This file enables a context LimitedRadical in which students and pg-authors may use root(n,x) for the nth root of x. The function makes sure n!=0, and also allows for negative x only if n is an odd integer.

By default, the limits for Formula answer checking are [0,5] to avoid negatives in radicals. If it is important to distinguish sqrt(x^2) as |x| rather than x, then the limits should be changed to include a region where they differ.

The context requires that radical expressions (using either sqrt() or root()) meet the form of the author's answer with respect to simplification and rationalization of denominators.

To accomplish this, Math Objects like "root(3,2)" should be created as Formula("root(3,2)"), not Compute("root(3,2)"), or they will be treated as Reals and evaluated as decimals. Compute("root(3,x)") should be fine though, since it is unambiguously a Formula.

Student answers are first compared to the correct answer in the usual way to see if they are at least numerically correct. Then to check that expressions are fully simplified, during a check, both sqrt(x) and root(n,x) are temporarily replaced by certain other functions.
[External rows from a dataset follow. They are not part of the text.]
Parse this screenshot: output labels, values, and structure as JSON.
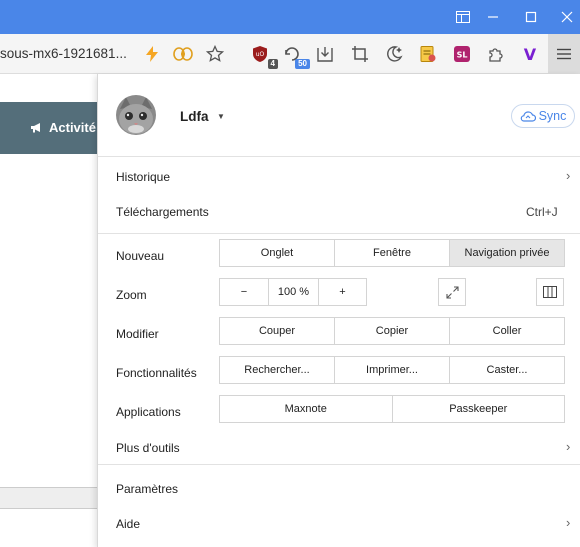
{
  "browser": {
    "url_text": "sous-mx6-1921681...",
    "extensions": [
      {
        "icon": "bolt-icon"
      },
      {
        "icon": "bee-icon"
      },
      {
        "icon": "star-icon"
      },
      {
        "icon": "ublock-icon",
        "badge": "4"
      },
      {
        "icon": "translate-icon",
        "badge": "50"
      },
      {
        "icon": "download-icon"
      },
      {
        "icon": "crop-icon"
      },
      {
        "icon": "dark-mode-icon"
      },
      {
        "icon": "notes-icon"
      },
      {
        "icon": "sl-icon",
        "label": "SL"
      },
      {
        "icon": "puzzle-icon"
      },
      {
        "icon": "vivaldi-icon",
        "label": "V"
      }
    ],
    "colors": {
      "titlebar": "#4a86e8",
      "accent": "#4a86e8"
    }
  },
  "page": {
    "banner_text": "Activité"
  },
  "menu": {
    "profile": {
      "name": "Ldfa",
      "sync_label": "Sync"
    },
    "history_label": "Historique",
    "downloads_label": "Téléchargements",
    "downloads_shortcut": "Ctrl+J",
    "new_label": "Nouveau",
    "new_buttons": [
      "Onglet",
      "Fenêtre",
      "Navigation privée"
    ],
    "zoom_label": "Zoom",
    "zoom": {
      "minus": "−",
      "value": "100 %",
      "plus": "+"
    },
    "edit_label": "Modifier",
    "edit_buttons": [
      "Couper",
      "Copier",
      "Coller"
    ],
    "features_label": "Fonctionnalités",
    "features_buttons": [
      "Rechercher...",
      "Imprimer...",
      "Caster..."
    ],
    "apps_label": "Applications",
    "apps_buttons": [
      "Maxnote",
      "Passkeeper"
    ],
    "more_tools_label": "Plus d'outils",
    "settings_label": "Paramètres",
    "help_label": "Aide"
  }
}
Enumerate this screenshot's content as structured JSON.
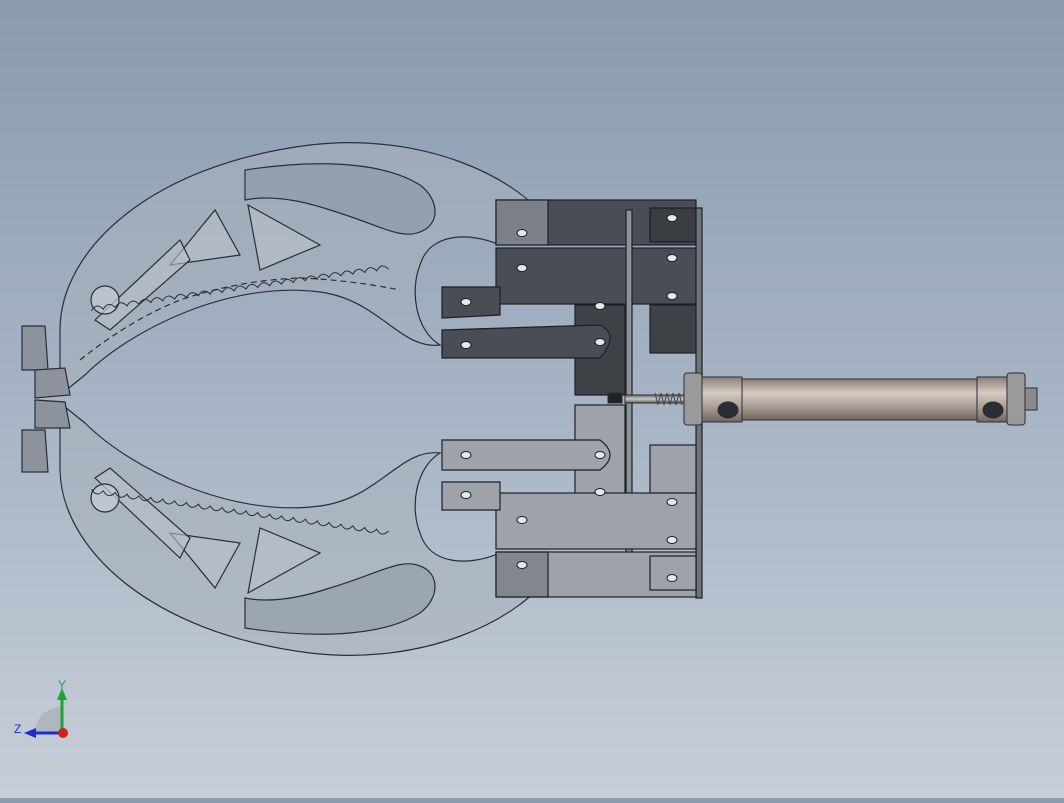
{
  "viewport": {
    "background_top": "#8a9bb0",
    "background_bottom": "#c7ced8",
    "model": "gripper-assembly"
  },
  "colors": {
    "jaw_fill": "#a8b0bc",
    "edge": "#2a2e35",
    "plate_dark": "#4a4d53",
    "plate_mid": "#9ea3aa",
    "cylinder": "#b7aaa0"
  },
  "triad": {
    "y_label": "Y",
    "z_label": "Z",
    "y_color": "#1aa53a",
    "z_color": "#1d2bd0",
    "x_color": "#d2231b"
  }
}
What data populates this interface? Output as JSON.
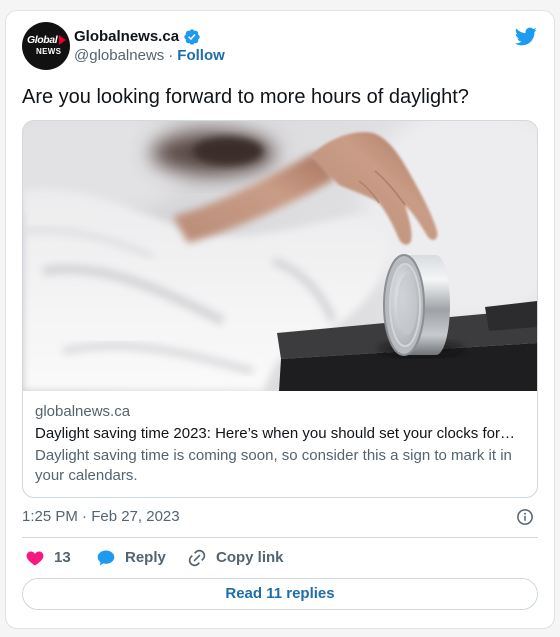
{
  "tweet": {
    "author": {
      "avatar_logo": {
        "line1": "Global",
        "line2": "NEWS"
      },
      "name": "Globalnews.ca",
      "handle": "@globalnews",
      "verified": true
    },
    "handle_separator": "·",
    "follow_label": "Follow",
    "text": "Are you looking forward to more hours of daylight?",
    "link_card": {
      "domain": "globalnews.ca",
      "title": "Daylight saving time 2023: Here’s when you should set your clocks for…",
      "description": "Daylight saving time is coming soon, so consider this a sign to mark it in your calendars."
    },
    "timestamp": "1:25 PM · Feb 27, 2023",
    "actions": {
      "like_count": "13",
      "reply_label": "Reply",
      "copy_link_label": "Copy link"
    },
    "read_replies_label": "Read 11 replies"
  },
  "icons": {
    "platform": "twitter-bird-icon",
    "verified": "verified-badge-icon",
    "info": "info-icon",
    "like": "heart-icon",
    "reply": "reply-bubble-icon",
    "copy_link": "link-icon"
  },
  "colors": {
    "page_background": "#f5f5f5",
    "card_border": "#cfd9de",
    "text_primary": "#0f1419",
    "text_secondary": "#536471",
    "brand_blue": "#1d9bf0",
    "link_blue": "#1d6fa9",
    "like_pink": "#f91880",
    "logo_red": "#e4002b"
  }
}
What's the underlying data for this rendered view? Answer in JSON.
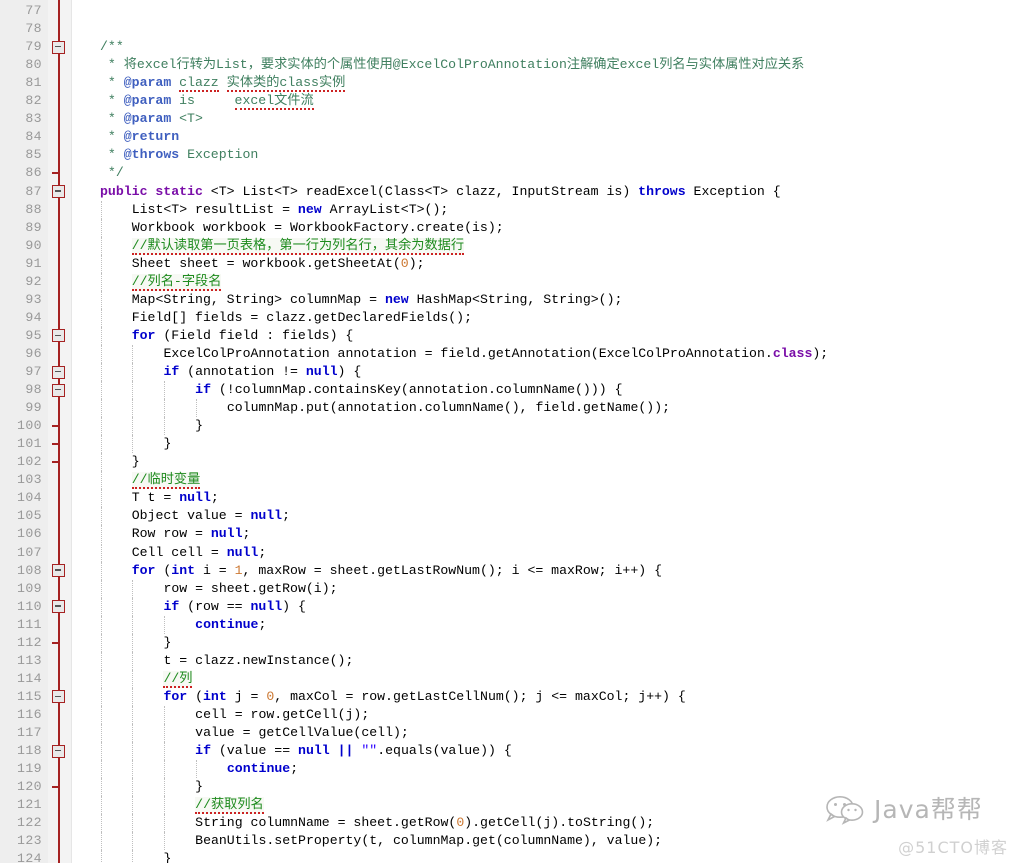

Also +, -, *, and / are temporarily replaced with bizarro arithmetic (from that nearly make for a bizarro field structure on R. If the student and author answers disagree after this change, then the student's answer is not in form of the author's answer.

For example "1+2" is not equivalent to "3" under bizarro addition. "2sqrt(2)" is not equivalent to "sqrt(8)" with the bizarro arithmetic. Any radical applied to 1 is declared unsimplified as well.

If a student's answer is numerically equal to the author's, but not equal under bizarro arithmetic, students get the message that their answer is not fully simplified. So care should be taken by the problem author when defining answers.

The near-field structure of the bizarro versions means that "1+sqrt(2)+sqrt(3)" can be entered as "sqrt(3)+sqrt(2)+1", etc, and not be declared "unsimplified". Also "(1+sqrt(2))/2" can be entered as "1/2+sqrt(2)/2" without being declared "unsimplified". However, "(1+2sqrt(2))/2" *will* be declared different from "1/2+sqrt(2)", even though both are generally considered fully simplified. If an author can foresee this arising, consider using to allow for multiple forms of the correct answer.

Technically both "sqrt(3)/3" and "1/sqrt(3)" are fully simplified, although you may want rational denominators. This context will declare them equal but not equivalent. The author should either accept both as correct using, or give the message that the student's answer does not have a rational denominator using

Note that there is nothing here that is actually doing any reducing of radical quantities or honestly checking for "simplified" answers - so authors need to make sure their answers are reduced and simplified. Also if the correct answer is "sqrt(2)" and the student enters "sqrt(3)+sqrt(3)" or "4sqrt(2)/2", they will just be told they are wrong, not that their (incorrect) answer is unsimplified.